Segment Start: LISTED RECORDS

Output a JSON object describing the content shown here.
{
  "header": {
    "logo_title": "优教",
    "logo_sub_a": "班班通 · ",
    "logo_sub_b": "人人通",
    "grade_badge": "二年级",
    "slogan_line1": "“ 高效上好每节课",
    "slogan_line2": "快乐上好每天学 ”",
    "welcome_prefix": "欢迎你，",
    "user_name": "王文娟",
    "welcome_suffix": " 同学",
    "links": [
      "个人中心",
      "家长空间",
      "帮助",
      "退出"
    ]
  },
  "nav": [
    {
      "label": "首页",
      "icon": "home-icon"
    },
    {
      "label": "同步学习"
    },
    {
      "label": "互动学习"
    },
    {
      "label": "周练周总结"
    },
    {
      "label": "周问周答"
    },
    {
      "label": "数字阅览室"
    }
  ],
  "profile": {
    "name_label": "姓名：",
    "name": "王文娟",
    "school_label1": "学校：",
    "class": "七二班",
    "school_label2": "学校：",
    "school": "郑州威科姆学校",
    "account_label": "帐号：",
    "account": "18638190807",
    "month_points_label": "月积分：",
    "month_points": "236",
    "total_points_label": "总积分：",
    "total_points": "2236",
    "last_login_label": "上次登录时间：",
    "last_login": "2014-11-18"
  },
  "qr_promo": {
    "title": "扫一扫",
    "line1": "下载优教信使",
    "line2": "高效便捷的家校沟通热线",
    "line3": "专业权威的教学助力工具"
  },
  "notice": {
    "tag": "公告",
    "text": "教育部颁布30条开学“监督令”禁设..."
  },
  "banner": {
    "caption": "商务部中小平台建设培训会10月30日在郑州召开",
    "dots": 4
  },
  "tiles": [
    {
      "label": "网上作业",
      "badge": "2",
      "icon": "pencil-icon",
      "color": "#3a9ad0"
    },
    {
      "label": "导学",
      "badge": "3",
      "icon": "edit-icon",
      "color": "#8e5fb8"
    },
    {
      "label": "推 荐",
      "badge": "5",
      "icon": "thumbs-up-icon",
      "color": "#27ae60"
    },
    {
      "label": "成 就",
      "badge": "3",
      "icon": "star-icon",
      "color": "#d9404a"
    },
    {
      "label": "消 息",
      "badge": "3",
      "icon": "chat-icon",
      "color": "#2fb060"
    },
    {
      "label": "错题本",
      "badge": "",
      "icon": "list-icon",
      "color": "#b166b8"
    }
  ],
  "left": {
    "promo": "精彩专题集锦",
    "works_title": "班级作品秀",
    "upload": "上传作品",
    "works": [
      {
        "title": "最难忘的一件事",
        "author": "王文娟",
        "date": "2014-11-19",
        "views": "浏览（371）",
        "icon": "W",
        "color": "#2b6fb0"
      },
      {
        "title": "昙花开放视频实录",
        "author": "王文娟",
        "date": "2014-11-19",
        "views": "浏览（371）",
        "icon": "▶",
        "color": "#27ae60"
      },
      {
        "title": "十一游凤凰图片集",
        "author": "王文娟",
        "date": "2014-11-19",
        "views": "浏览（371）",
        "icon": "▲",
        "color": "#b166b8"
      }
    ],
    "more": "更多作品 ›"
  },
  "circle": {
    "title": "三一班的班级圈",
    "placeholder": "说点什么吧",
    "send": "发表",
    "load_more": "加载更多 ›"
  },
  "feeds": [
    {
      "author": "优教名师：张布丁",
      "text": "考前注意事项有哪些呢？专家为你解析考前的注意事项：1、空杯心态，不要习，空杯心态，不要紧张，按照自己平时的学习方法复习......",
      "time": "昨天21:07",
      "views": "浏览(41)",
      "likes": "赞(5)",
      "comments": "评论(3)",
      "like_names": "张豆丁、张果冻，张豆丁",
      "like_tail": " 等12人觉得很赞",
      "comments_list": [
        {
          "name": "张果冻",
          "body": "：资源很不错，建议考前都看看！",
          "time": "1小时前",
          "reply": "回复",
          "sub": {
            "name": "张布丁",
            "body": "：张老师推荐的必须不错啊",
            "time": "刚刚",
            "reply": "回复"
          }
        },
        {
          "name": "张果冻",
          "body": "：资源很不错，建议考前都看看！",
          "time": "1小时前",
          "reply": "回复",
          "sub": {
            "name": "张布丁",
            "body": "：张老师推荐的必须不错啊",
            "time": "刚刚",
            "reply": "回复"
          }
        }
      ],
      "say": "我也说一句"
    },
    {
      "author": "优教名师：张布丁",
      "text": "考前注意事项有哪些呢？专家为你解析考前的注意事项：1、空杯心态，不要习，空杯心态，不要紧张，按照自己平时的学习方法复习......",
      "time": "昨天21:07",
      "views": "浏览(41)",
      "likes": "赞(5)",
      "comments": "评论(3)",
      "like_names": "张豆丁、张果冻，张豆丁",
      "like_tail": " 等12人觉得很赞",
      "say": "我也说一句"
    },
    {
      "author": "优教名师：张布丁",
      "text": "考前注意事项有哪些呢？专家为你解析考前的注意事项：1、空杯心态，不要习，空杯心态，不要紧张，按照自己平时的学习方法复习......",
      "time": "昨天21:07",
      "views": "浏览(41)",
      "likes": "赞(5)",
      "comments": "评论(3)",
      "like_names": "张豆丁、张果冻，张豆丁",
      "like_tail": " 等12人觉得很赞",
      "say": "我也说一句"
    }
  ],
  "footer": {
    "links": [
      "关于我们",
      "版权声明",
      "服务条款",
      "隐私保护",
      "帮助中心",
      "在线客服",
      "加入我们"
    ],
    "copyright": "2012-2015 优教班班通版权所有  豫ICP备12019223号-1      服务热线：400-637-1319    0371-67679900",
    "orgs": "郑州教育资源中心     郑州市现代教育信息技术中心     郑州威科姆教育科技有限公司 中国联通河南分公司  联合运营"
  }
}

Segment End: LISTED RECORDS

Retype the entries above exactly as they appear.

▶ RESPONSE TO THIS EXERCISE:
Output a JSON object describing the content shown here.
{
  "header": {
    "logo_title": "优教",
    "logo_sub_a": "班班通 · ",
    "logo_sub_b": "人人通",
    "grade_badge": "二年级",
    "slogan_line1": "“ 高效上好每节课",
    "slogan_line2": "快乐上好每天学 ”",
    "welcome_prefix": "欢迎你，",
    "user_name": "王文娟",
    "welcome_suffix": " 同学",
    "links": [
      "个人中心",
      "家长空间",
      "帮助",
      "退出"
    ]
  },
  "nav": [
    {
      "label": "首页",
      "icon": "home-icon"
    },
    {
      "label": "同步学习"
    },
    {
      "label": "互动学习"
    },
    {
      "label": "周练周总结"
    },
    {
      "label": "周问周答"
    },
    {
      "label": "数字阅览室"
    }
  ],
  "profile": {
    "name_label": "姓名：",
    "name": "王文娟",
    "school_label1": "学校：",
    "class": "七二班",
    "school_label2": "学校：",
    "school": "郑州威科姆学校",
    "account_label": "帐号：",
    "account": "18638190807",
    "month_points_label": "月积分：",
    "month_points": "236",
    "total_points_label": "总积分：",
    "total_points": "2236",
    "last_login_label": "上次登录时间：",
    "last_login": "2014-11-18"
  },
  "qr_promo": {
    "title": "扫一扫",
    "line1": "下载优教信使",
    "line2": "高效便捷的家校沟通热线",
    "line3": "专业权威的教学助力工具"
  },
  "notice": {
    "tag": "公告",
    "text": "教育部颁布30条开学“监督令”禁设..."
  },
  "banner": {
    "caption": "商务部中小平台建设培训会10月30日在郑州召开",
    "dots": 4
  },
  "tiles": [
    {
      "label": "网上作业",
      "badge": "2",
      "icon": "pencil-icon",
      "color": "#3a9ad0"
    },
    {
      "label": "导学",
      "badge": "3",
      "icon": "edit-icon",
      "color": "#8e5fb8"
    },
    {
      "label": "推 荐",
      "badge": "5",
      "icon": "thumbs-up-icon",
      "color": "#27ae60"
    },
    {
      "label": "成 就",
      "badge": "3",
      "icon": "star-icon",
      "color": "#d9404a"
    },
    {
      "label": "消 息",
      "badge": "3",
      "icon": "chat-icon",
      "color": "#2fb060"
    },
    {
      "label": "错题本",
      "badge": "",
      "icon": "list-icon",
      "color": "#b166b8"
    }
  ],
  "left": {
    "promo": "精彩专题集锦",
    "works_title": "班级作品秀",
    "upload": "上传作品",
    "works": [
      {
        "title": "最难忘的一件事",
        "author": "王文娟",
        "date": "2014-11-19",
        "views": "浏览（371）",
        "icon": "W",
        "color": "#2b6fb0"
      },
      {
        "title": "昙花开放视频实录",
        "author": "王文娟",
        "date": "2014-11-19",
        "views": "浏览（371）",
        "icon": "▶",
        "color": "#27ae60"
      },
      {
        "title": "十一游凤凰图片集",
        "author": "王文娟",
        "date": "2014-11-19",
        "views": "浏览（371）",
        "icon": "▲",
        "color": "#b166b8"
      }
    ],
    "more": "更多作品 ›"
  },
  "circle": {
    "title": "三一班的班级圈",
    "placeholder": "说点什么吧",
    "send": "发表",
    "load_more": "加载更多 ›"
  },
  "feeds": [
    {
      "author": "优教名师：张布丁",
      "text": "考前注意事项有哪些呢？专家为你解析考前的注意事项：1、空杯心态，不要习，空杯心态，不要紧张，按照自己平时的学习方法复习......",
      "time": "昨天21:07",
      "views": "浏览(41)",
      "likes": "赞(5)",
      "comments": "评论(3)",
      "like_names": "张豆丁、张果冻，张豆丁",
      "like_tail": " 等12人觉得很赞",
      "comments_list": [
        {
          "name": "张果冻",
          "body": "：资源很不错，建议考前都看看！",
          "time": "1小时前",
          "reply": "回复",
          "sub": {
            "name": "张布丁",
            "body": "：张老师推荐的必须不错啊",
            "time": "刚刚",
            "reply": "回复"
          }
        },
        {
          "name": "张果冻",
          "body": "：资源很不错，建议考前都看看！",
          "time": "1小时前",
          "reply": "回复",
          "sub": {
            "name": "张布丁",
            "body": "：张老师推荐的必须不错啊",
            "time": "刚刚",
            "reply": "回复"
          }
        }
      ],
      "say": "我也说一句"
    },
    {
      "author": "优教名师：张布丁",
      "text": "考前注意事项有哪些呢？专家为你解析考前的注意事项：1、空杯心态，不要习，空杯心态，不要紧张，按照自己平时的学习方法复习......",
      "time": "昨天21:07",
      "views": "浏览(41)",
      "likes": "赞(5)",
      "comments": "评论(3)",
      "like_names": "张豆丁、张果冻，张豆丁",
      "like_tail": " 等12人觉得很赞",
      "say": "我也说一句"
    },
    {
      "author": "优教名师：张布丁",
      "text": "考前注意事项有哪些呢？专家为你解析考前的注意事项：1、空杯心态，不要习，空杯心态，不要紧张，按照自己平时的学习方法复习......",
      "time": "昨天21:07",
      "views": "浏览(41)",
      "likes": "赞(5)",
      "comments": "评论(3)",
      "like_names": "张豆丁、张果冻，张豆丁",
      "like_tail": " 等12人觉得很赞",
      "say": "我也说一句"
    }
  ],
  "footer": {
    "links": [
      "关于我们",
      "版权声明",
      "服务条款",
      "隐私保护",
      "帮助中心",
      "在线客服",
      "加入我们"
    ],
    "copyright": "2012-2015 优教班班通版权所有  豫ICP备12019223号-1      服务热线：400-637-1319    0371-67679900",
    "orgs": "郑州教育资源中心     郑州市现代教育信息技术中心     郑州威科姆教育科技有限公司 中国联通河南分公司  联合运营"
  }
}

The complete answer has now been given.